In a studio embedded deep inside an old Belgrade printing factory turned artists' space, the rock group Dingospo Dali rehearses for a show they are not sure will come to pass.
Like musicians around the world, the group's plans have been disrupted by the coronavirus pandemic, which has silenced the concert scene in Serbia and thrown Balkan artists into an even more precarious existence.
"I lost a lot of work, as a musician and also as a sound engineer," Nikola Vidojevic, the band's 33-year-old drummer, told AFP.
"The pandemic stopped everything."
The six rockers still jam in their studio in the former BIGZ printing and publishing house on the Sava river which has become a mecca for independent musicians and artists in the Serbian capital.
Built in the 1930s, the building housed one of the largest printing works in the region before Yugoslavia's collapse.
Over the past 15 years, its rooms have been reclaimed as a hub for independent rock and alternative art.
Music wafts through the building's huge network of graffiti-streaked hallways, with rooms occupied by dozens of bands, nightclubs and art studios, helping cut the loneliness of the pandemic.
But today the moody neon-lit corridors carry a new heaviness, with many artists now in dire financial straits.
"Most of the tens of thousands of musicians in Serbia have no other source of income than music," said Nikola Jovanovic, owner of a music publishing house and concert organiser.
The loss of Serbia's popular summer festivals, including Exit, one of Europe's biggest events, as well as Beer Fest and the Nisville Jazz Festival, have spread the anguish across a whole economy of entertainment workers.
Sreten Kovacevic, 63, who runs a company that builds stages for Exit and Nisville, has had to let go of seven of his eight employees.
"The people who used to work for us -- technicians, sound and lighting people, sound engineers -- are now probably also looking for alternative ways to make money. It's all stopped. The future is very bleak," he said.
Previously graced by the likes of Manu Chao and The Cure, the Exit festival was initially postponed to August and then cancelled altogether due to the resurgence of coronavirus.
"For the first time in its 20 years of existence, the festival won't be taking place," lamented Exit manager Zdravko Vulin.
A thousand jobs are ultimately threatened, he said.
"It's an absolute catastrophe for the industry as a whole," added Ivan Blagojevic, 60, director of the Nisville festival, which has previously hosted global stars like Candy Dulfer and Tony Allen.
He's wishing for the festival to be able to go ahead in September but the worsening course of the pandemic leaves little room for hope, with hundreds of new cases recorded daily.
Deprived of concerts, artists have asked for financial support from the government -- so far, with little luck.
"We went to the ministry of culture, we didn't get an answer, to the ministry of finance who never answered us, just like the chamber of commerce," says Jovanovic.
The chamber of commerce told AFP that it was examining "all aspects of the crisis" to seek solutions, acknowledging that income from copyrights was on course to contract significantly this year, by nearly 50 percent.

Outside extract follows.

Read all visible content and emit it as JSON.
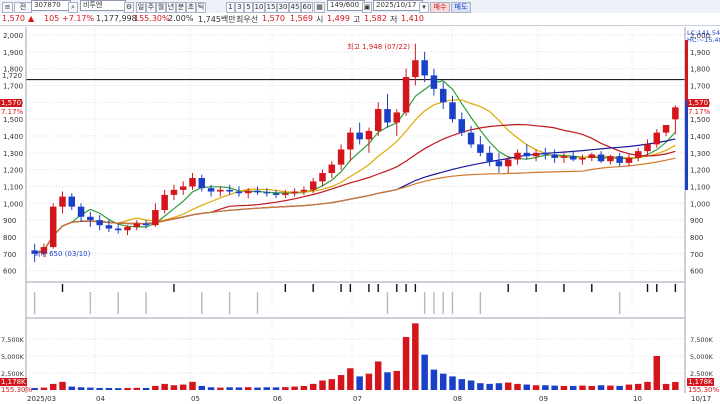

The culture and finance ministries did not respond to AFP's requests for comment.
In the meantime, groups like Dingospo Dali are figuring out how to survive.
Singer and lyricist Sandra Vidojevic, 31, is pessimistic.
"I gave up my job to devote myself to music, maybe I shouldn't have," says the former airline employee.